I enjoy listening to streaming music from Pandora while I’m working. (Special thanks to big Dave for sharing his channel with me so I don’t have to spend time sifting or curating the good stuff)
Pandora is an awesome product- it allows for discovery, evolves with me, and is generally a pretty good experience. I’m putting these thoughts out there because I enjoy their experience, really want them to improve it, and encourage other people to try it. Also, I read this bit by David Hornik from August Capital about Tim and persistence and was very inspired so I wanted to help out.
While the jury is still out on how successful Pandora will ultimately be (apparently there is a bet between Mike Arrington/Robert Scoble and Steve Gillmor on this very question), one thing is clear to me, Tim Westergren is the poster child for startup persistence. He has grown his company. He has shrunk his company. He has grown his company again. And through it all he has been an energetic evangelist, pounding on doors, living in airports, and doing whatever it takes to keep his company alive. I wish him the best of luck and hope that Pandora is a huge success. Entrepreneurs with the drive and determination of Tim deserve to succeed.
Now back to Pandora. I also listen to Grooveshark, but this is mostly when I have a particular set of songs that I just want to listen to. (This is pretty common actually, I have a work playlist that’s pretty cheesy and used solely to pump me up. Think Eye of the Tiger kinda stuff.)
I tried Blip.FM after Rich recommended it to me, but I just can’t get into it. There’s something weird about having to come up with a snarky comment and send it to the world in order to garner listeners and gain reputation that just plain rubs me the wrong way. Someday I’ll rant about the stupid unspoken follower/following ratio that people look at that remind me of elementary school pissing contests.
Anyway: Generally speaking I leave a tab of Pandora open and I’m off using some desk reference or doing something else in another tab. Sometimes, I like a song, and I come back to see what it is. And then what do I see? A tiny little tile…. Often I can’t read the whole artists name or the song title. And then if I click on it, it opens up in another window, taking me away from the experience of listening to the music. That’s like if I were listening to a song at a friend’s house, I asked him what song it was, and then he told me to go to some other record shop to buy it, instead of showing me the CD cover, and telling me more about it. Even worse, the irrelevant ads on Pandora are like the friend telling you about kosher pickles after you asked him about the music.. Weird, right?
Short digression. When I was in undergrad, I remember this company called AllAdvantage that made you look at ads on the desktop in order to get money.

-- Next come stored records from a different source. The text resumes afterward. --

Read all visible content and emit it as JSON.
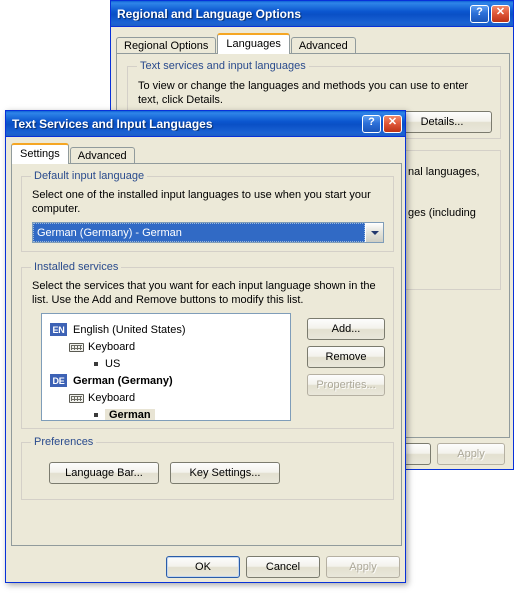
{
  "background_dialog": {
    "title": "Regional and Language Options",
    "titlebar_buttons": [
      {
        "name": "help-button",
        "glyph": "?"
      },
      {
        "name": "close-button",
        "glyph": "✕"
      }
    ],
    "tabs": [
      {
        "label": "Regional Options",
        "active": false
      },
      {
        "label": "Languages",
        "active": true
      },
      {
        "label": "Advanced",
        "active": false
      }
    ],
    "group_text_services": {
      "legend": "Text services and input languages",
      "description_line1": "To view or change the languages and methods you can use to enter",
      "description_line2": "text, click Details.",
      "details_button": "Details..."
    },
    "group_supplemental": {
      "clipped_line1": "nal languages,",
      "clipped_line2": "ges (including"
    },
    "apply_button": "Apply"
  },
  "foreground_dialog": {
    "title": "Text Services and Input Languages",
    "titlebar_buttons": [
      {
        "name": "help-button",
        "glyph": "?"
      },
      {
        "name": "close-button",
        "glyph": "✕"
      }
    ],
    "tabs": [
      {
        "label": "Settings",
        "active": true
      },
      {
        "label": "Advanced",
        "active": false
      }
    ],
    "default_input_language": {
      "legend": "Default input language",
      "description_line1": "Select one of the installed input languages to use when you start your",
      "description_line2": "computer.",
      "combo_value": "German (Germany) - German"
    },
    "installed_services": {
      "legend": "Installed services",
      "description_line1": "Select the services that you want for each input language shown in the",
      "description_line2": "list. Use the Add and Remove buttons to modify this list.",
      "tree": [
        {
          "level": 1,
          "badge": "EN",
          "label": "English (United States)",
          "bold": false,
          "selected": false,
          "icon": ""
        },
        {
          "level": 2,
          "badge": "",
          "label": "Keyboard",
          "bold": false,
          "selected": false,
          "icon": "keyboard-icon"
        },
        {
          "level": 3,
          "badge": "",
          "label": "US",
          "bold": false,
          "selected": false,
          "icon": "bullet-icon"
        },
        {
          "level": 1,
          "badge": "DE",
          "label": "German (Germany)",
          "bold": true,
          "selected": false,
          "icon": ""
        },
        {
          "level": 2,
          "badge": "",
          "label": "Keyboard",
          "bold": false,
          "selected": false,
          "icon": "keyboard-icon"
        },
        {
          "level": 3,
          "badge": "",
          "label": "German",
          "bold": true,
          "selected": true,
          "icon": "bullet-icon"
        }
      ],
      "buttons": [
        {
          "name": "add-button",
          "label": "Add...",
          "accel": "d",
          "disabled": false
        },
        {
          "name": "remove-button",
          "label": "Remove",
          "accel": "R",
          "disabled": false
        },
        {
          "name": "properties-button",
          "label": "Properties...",
          "accel": "P",
          "disabled": true
        }
      ]
    },
    "preferences": {
      "legend": "Preferences",
      "language_bar_button": "Language Bar...",
      "key_settings_button": "Key Settings..."
    },
    "footer_buttons": [
      {
        "name": "ok-button",
        "label": "OK",
        "default": true,
        "disabled": false
      },
      {
        "name": "cancel-button",
        "label": "Cancel",
        "default": false,
        "disabled": false
      },
      {
        "name": "apply-button",
        "label": "Apply",
        "default": false,
        "disabled": true
      }
    ]
  },
  "colors": {
    "titlebar_blue": "#0b56cf",
    "dialog_face": "#ece9d8",
    "selection_blue": "#316ac5",
    "badge_blue": "#3d62b5",
    "active_tab_accent": "#f5a623",
    "disabled_text": "#aca899",
    "group_legend_text": "#2a4b8d",
    "tree_selected_bg": "#e8e4d4"
  }
}
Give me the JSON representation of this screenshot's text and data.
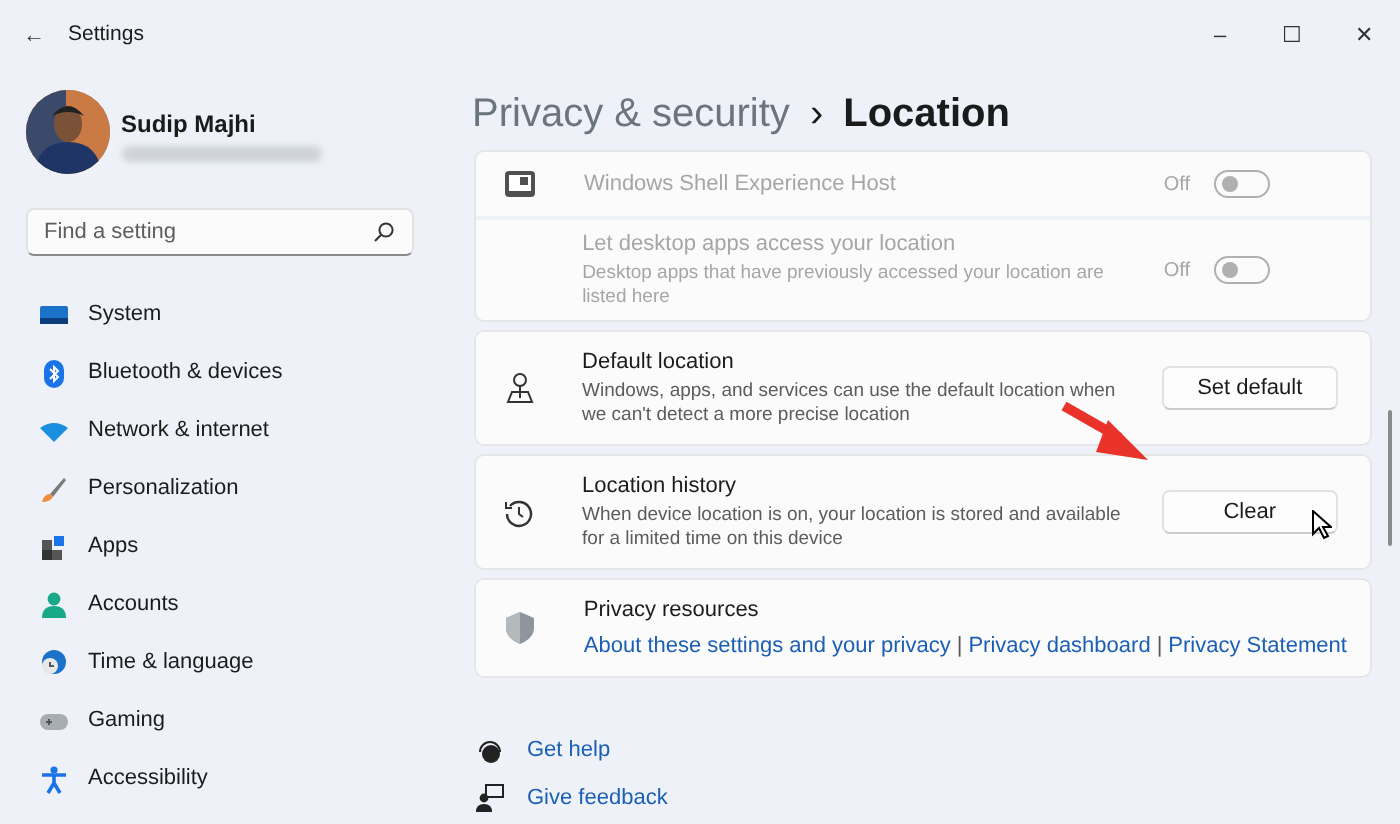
{
  "window": {
    "title": "Settings",
    "back": "←",
    "controls": [
      "–",
      "☐",
      "✕"
    ]
  },
  "user": {
    "name": "Sudip Majhi"
  },
  "search": {
    "placeholder": "Find a setting"
  },
  "nav": [
    {
      "label": "System",
      "selected": false
    },
    {
      "label": "Bluetooth & devices",
      "selected": false
    },
    {
      "label": "Network & internet",
      "selected": false
    },
    {
      "label": "Personalization",
      "selected": false
    },
    {
      "label": "Apps",
      "selected": false
    },
    {
      "label": "Accounts",
      "selected": false
    },
    {
      "label": "Time & language",
      "selected": false
    },
    {
      "label": "Gaming",
      "selected": false
    },
    {
      "label": "Accessibility",
      "selected": false
    }
  ],
  "breadcrumb": {
    "parent": "Privacy & security",
    "separator": "›",
    "current": "Location"
  },
  "cards": [
    {
      "rows": [
        {
          "kind": "toggle",
          "title": "Windows Shell Experience Host",
          "disabled": true,
          "state": "Off",
          "on": false
        },
        {
          "kind": "toggle",
          "title": "Let desktop apps access your location",
          "description": "Desktop apps that have previously accessed your location are listed here",
          "disabled": true,
          "state": "Off",
          "on": false
        }
      ]
    },
    {
      "rows": [
        {
          "kind": "button",
          "title": "Default location",
          "description": "Windows, apps, and services can use the default location when we can't detect a more precise location",
          "button": "Set default"
        }
      ]
    },
    {
      "rows": [
        {
          "kind": "button",
          "title": "Location history",
          "description": "When device location is on, your location is stored and available for a limited time on this device",
          "button": "Clear"
        }
      ]
    },
    {
      "rows": [
        {
          "kind": "links",
          "title": "Privacy resources",
          "links": [
            "About these settings and your privacy",
            "Privacy dashboard",
            "Privacy Statement"
          ],
          "link_separator": "|"
        }
      ]
    }
  ],
  "footer": [
    {
      "label": "Get help"
    },
    {
      "label": "Give feedback"
    }
  ]
}
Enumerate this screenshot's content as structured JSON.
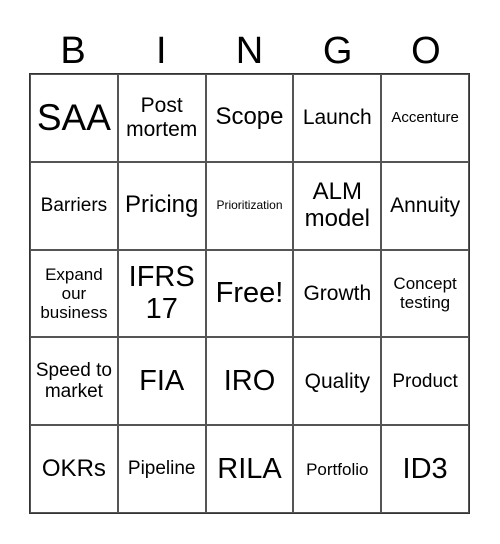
{
  "header": [
    "B",
    "I",
    "N",
    "G",
    "O"
  ],
  "cells": [
    [
      "SAA",
      "Post mortem",
      "Scope",
      "Launch",
      "Accenture"
    ],
    [
      "Barriers",
      "Pricing",
      "Prioritization",
      "ALM model",
      "Annuity"
    ],
    [
      "Expand our business",
      "IFRS 17",
      "Free!",
      "Growth",
      "Concept testing"
    ],
    [
      "Speed to market",
      "FIA",
      "IRO",
      "Quality",
      "Product"
    ],
    [
      "OKRs",
      "Pipeline",
      "RILA",
      "Portfolio",
      "ID3"
    ]
  ]
}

I modified some scripts to move a mouse and keyboard that allowed me to collect a check. Shhh, don’t tell anyone Many of you will probably remember this web1 debacle, but if not here are the highlights from wikipedia (literally):
AllAdvantage was launched on March 31, 1999, by Jim Jorgensen, Johannes Pohle, Carl Anderson, and Oliver Brock. During its nearly 2 years of operation, it raised nearly $200 Million in venture capital and grew to more than 10 million members in its first 18 months of operation.  The company’s practice of compensating existing members for referring new members led it to become one of the most heavily promoted websites of its time. That popularity was reflected in the ranking of AllAdvantage.com among the top 20 of many website traffic indices during most of the company’s existence, including Nielsen//NetRatings….
…AllAdvantage ultimately fell victim to the sharp decline in advertising spending as the dot-com bubble burst and the U.S. economy entered a recessionary period in mid-2000…
… The company continued to seek new sources of revenue and expanded its offerings to include sweepstakes. But the company finally halted consumer-facing operations in February 2001. By the time it closed its doors, the company had paid out over $160 million to its members.
So this analogy might be a little overboard but I’ll use it to be provocative and have some fun:
Some core truths exist here:
- People come to Pandora for a love of music
- Most sophisticated users know how to use multiple tabs. The adspace is mostly wasted unless the user is on the page. They’re essentially *not* on the page most of the time.
- The use of a radio station to listen to at work is common. Usually, the person is actually performing work and can easily minimize the browser to listen to pandora in the background and have office open
- There’s a certain age group in which people have a natural tendency to pirate music rather than purchase it. See Matt Mason on Pirate’s Dilemma / and most talks by Larry Lessig, they’ve nailed this.
- I fundamentally agree with Fred Wilson at AVC about piracy/streaming and content: He said “We used to wonder if we could “untrain” a generation to steal. The answer is yes. Just make it easier to get the content they want and they’ll stop stealing.”
- Pandora could make it a lot easier to connect with the music, purchase it, and do other stuff related to the artist (that I’ll get into later)
- It’s in Pandora’s interest to retain a user and (seemingly) upgrade to a premium membership.
Tomorrow we’ll roll up our sleeves and do a UX (and tiny business model) makeover on Pandora. Boy, I hope Tim actually reads this after all this effort.